Entries from a dataset of interfaces

----------

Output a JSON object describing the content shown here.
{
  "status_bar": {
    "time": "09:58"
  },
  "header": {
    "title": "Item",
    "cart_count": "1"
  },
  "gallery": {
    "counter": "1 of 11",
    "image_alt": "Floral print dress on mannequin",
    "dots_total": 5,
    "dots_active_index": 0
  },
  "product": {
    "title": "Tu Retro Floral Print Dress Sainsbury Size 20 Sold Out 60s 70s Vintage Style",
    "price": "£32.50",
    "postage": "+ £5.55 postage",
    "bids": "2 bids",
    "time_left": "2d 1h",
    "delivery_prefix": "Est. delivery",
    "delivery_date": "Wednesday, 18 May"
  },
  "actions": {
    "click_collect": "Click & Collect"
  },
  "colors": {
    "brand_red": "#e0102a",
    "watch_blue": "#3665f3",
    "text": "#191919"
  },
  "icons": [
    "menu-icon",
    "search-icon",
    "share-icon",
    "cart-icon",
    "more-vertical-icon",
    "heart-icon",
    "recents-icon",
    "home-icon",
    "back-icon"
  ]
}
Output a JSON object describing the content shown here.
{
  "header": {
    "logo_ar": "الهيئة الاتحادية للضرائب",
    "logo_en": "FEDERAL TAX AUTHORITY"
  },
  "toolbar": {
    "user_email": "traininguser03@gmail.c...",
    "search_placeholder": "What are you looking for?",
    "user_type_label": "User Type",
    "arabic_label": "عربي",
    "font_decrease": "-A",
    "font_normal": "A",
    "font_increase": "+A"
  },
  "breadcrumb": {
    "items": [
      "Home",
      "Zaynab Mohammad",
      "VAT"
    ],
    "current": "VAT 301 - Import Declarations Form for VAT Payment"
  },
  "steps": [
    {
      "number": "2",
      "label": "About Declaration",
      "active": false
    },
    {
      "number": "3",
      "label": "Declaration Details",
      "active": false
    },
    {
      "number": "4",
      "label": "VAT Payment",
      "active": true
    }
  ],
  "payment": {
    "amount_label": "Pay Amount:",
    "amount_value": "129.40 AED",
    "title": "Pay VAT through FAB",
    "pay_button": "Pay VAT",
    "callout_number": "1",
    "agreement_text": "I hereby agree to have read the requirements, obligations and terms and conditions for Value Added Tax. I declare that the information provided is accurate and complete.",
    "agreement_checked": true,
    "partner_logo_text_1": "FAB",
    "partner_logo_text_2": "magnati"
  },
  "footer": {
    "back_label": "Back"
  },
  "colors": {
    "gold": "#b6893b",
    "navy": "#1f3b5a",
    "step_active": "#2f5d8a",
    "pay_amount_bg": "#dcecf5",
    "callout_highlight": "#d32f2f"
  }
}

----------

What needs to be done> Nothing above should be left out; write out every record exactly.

Result of the exercise>
Output a JSON object describing the content shown here.
{
  "status_bar": {
    "time": "09:58"
  },
  "header": {
    "title": "Item",
    "cart_count": "1"
  },
  "gallery": {
    "counter": "1 of 11",
    "image_alt": "Floral print dress on mannequin",
    "dots_total": 5,
    "dots_active_index": 0
  },
  "product": {
    "title": "Tu Retro Floral Print Dress Sainsbury Size 20 Sold Out 60s 70s Vintage Style",
    "price": "£32.50",
    "postage": "+ £5.55 postage",
    "bids": "2 bids",
    "time_left": "2d 1h",
    "delivery_prefix": "Est. delivery",
    "delivery_date": "Wednesday, 18 May"
  },
  "actions": {
    "click_collect": "Click & Collect"
  },
  "colors": {
    "brand_red": "#e0102a",
    "watch_blue": "#3665f3",
    "text": "#191919"
  },
  "icons": [
    "menu-icon",
    "search-icon",
    "share-icon",
    "cart-icon",
    "more-vertical-icon",
    "heart-icon",
    "recents-icon",
    "home-icon",
    "back-icon"
  ]
}
Output a JSON object describing the content shown here.
{
  "header": {
    "logo_ar": "الهيئة الاتحادية للضرائب",
    "logo_en": "FEDERAL TAX AUTHORITY"
  },
  "toolbar": {
    "user_email": "traininguser03@gmail.c...",
    "search_placeholder": "What are you looking for?",
    "user_type_label": "User Type",
    "arabic_label": "عربي",
    "font_decrease": "-A",
    "font_normal": "A",
    "font_increase": "+A"
  },
  "breadcrumb": {
    "items": [
      "Home",
      "Zaynab Mohammad",
      "VAT"
    ],
    "current": "VAT 301 - Import Declarations Form for VAT Payment"
  },
  "steps": [
    {
      "number": "2",
      "label": "About Declaration",
      "active": false
    },
    {
      "number": "3",
      "label": "Declaration Details",
      "active": false
    },
    {
      "number": "4",
      "label": "VAT Payment",
      "active": true
    }
  ],
  "payment": {
    "amount_label": "Pay Amount:",
    "amount_value": "129.40 AED",
    "title": "Pay VAT through FAB",
    "pay_button": "Pay VAT",
    "callout_number": "1",
    "agreement_text": "I hereby agree to have read the requirements, obligations and terms and conditions for Value Added Tax. I declare that the information provided is accurate and complete.",
    "agreement_checked": true,
    "partner_logo_text_1": "FAB",
    "partner_logo_text_2": "magnati"
  },
  "footer": {
    "back_label": "Back"
  },
  "colors": {
    "gold": "#b6893b",
    "navy": "#1f3b5a",
    "step_active": "#2f5d8a",
    "pay_amount_bg": "#dcecf5",
    "callout_highlight": "#d32f2f"
  }
}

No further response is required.